Stored records:
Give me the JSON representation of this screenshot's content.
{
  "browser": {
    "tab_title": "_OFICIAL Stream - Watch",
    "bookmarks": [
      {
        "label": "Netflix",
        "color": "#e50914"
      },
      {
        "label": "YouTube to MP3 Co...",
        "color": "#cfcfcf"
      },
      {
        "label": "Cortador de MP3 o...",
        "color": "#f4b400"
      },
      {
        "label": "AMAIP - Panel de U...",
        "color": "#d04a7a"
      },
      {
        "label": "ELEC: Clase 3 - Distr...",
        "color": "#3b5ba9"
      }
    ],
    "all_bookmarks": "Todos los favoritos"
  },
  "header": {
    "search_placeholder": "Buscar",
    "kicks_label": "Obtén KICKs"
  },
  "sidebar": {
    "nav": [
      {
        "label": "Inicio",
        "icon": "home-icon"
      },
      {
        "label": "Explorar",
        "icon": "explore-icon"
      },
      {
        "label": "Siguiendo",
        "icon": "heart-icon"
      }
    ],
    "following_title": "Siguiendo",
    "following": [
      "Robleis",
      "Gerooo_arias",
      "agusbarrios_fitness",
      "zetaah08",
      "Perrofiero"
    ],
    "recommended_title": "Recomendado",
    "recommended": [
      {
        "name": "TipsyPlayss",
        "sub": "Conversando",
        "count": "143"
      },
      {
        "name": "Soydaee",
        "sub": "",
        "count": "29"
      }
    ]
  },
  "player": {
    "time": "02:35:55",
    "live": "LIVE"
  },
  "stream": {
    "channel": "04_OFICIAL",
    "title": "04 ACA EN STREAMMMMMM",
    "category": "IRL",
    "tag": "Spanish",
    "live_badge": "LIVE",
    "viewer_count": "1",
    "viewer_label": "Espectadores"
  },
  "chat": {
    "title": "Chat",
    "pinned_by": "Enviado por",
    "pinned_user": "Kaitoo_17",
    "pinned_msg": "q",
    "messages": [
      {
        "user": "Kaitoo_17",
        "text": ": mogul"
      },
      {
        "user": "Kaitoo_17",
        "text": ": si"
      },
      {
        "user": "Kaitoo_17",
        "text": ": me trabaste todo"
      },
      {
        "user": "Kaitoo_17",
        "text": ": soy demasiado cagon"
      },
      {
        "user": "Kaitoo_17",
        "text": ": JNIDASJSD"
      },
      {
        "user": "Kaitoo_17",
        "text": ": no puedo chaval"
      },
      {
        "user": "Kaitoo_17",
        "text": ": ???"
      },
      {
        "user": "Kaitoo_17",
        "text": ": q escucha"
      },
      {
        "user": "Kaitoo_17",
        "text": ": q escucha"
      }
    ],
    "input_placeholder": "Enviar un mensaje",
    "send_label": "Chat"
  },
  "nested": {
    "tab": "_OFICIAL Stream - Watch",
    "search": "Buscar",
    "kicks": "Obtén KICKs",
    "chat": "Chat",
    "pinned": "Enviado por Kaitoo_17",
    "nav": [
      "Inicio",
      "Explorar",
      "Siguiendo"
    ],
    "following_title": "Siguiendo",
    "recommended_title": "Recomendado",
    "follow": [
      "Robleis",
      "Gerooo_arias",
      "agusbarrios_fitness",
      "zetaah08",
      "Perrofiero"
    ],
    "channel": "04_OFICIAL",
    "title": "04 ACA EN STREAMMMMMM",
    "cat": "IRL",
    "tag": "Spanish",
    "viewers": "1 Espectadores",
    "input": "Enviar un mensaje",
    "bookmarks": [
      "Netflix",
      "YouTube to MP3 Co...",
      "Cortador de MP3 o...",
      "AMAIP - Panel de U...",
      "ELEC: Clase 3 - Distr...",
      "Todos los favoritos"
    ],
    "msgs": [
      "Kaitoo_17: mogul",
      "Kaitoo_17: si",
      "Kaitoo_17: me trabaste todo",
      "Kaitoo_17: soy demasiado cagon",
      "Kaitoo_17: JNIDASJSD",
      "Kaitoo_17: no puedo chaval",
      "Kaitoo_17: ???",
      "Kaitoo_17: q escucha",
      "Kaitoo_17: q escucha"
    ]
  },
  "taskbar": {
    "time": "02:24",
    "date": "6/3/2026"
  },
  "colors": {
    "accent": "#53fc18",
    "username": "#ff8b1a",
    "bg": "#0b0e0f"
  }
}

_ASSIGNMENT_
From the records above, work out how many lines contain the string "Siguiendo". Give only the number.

_OUTPUT FOR THIS TASK_
4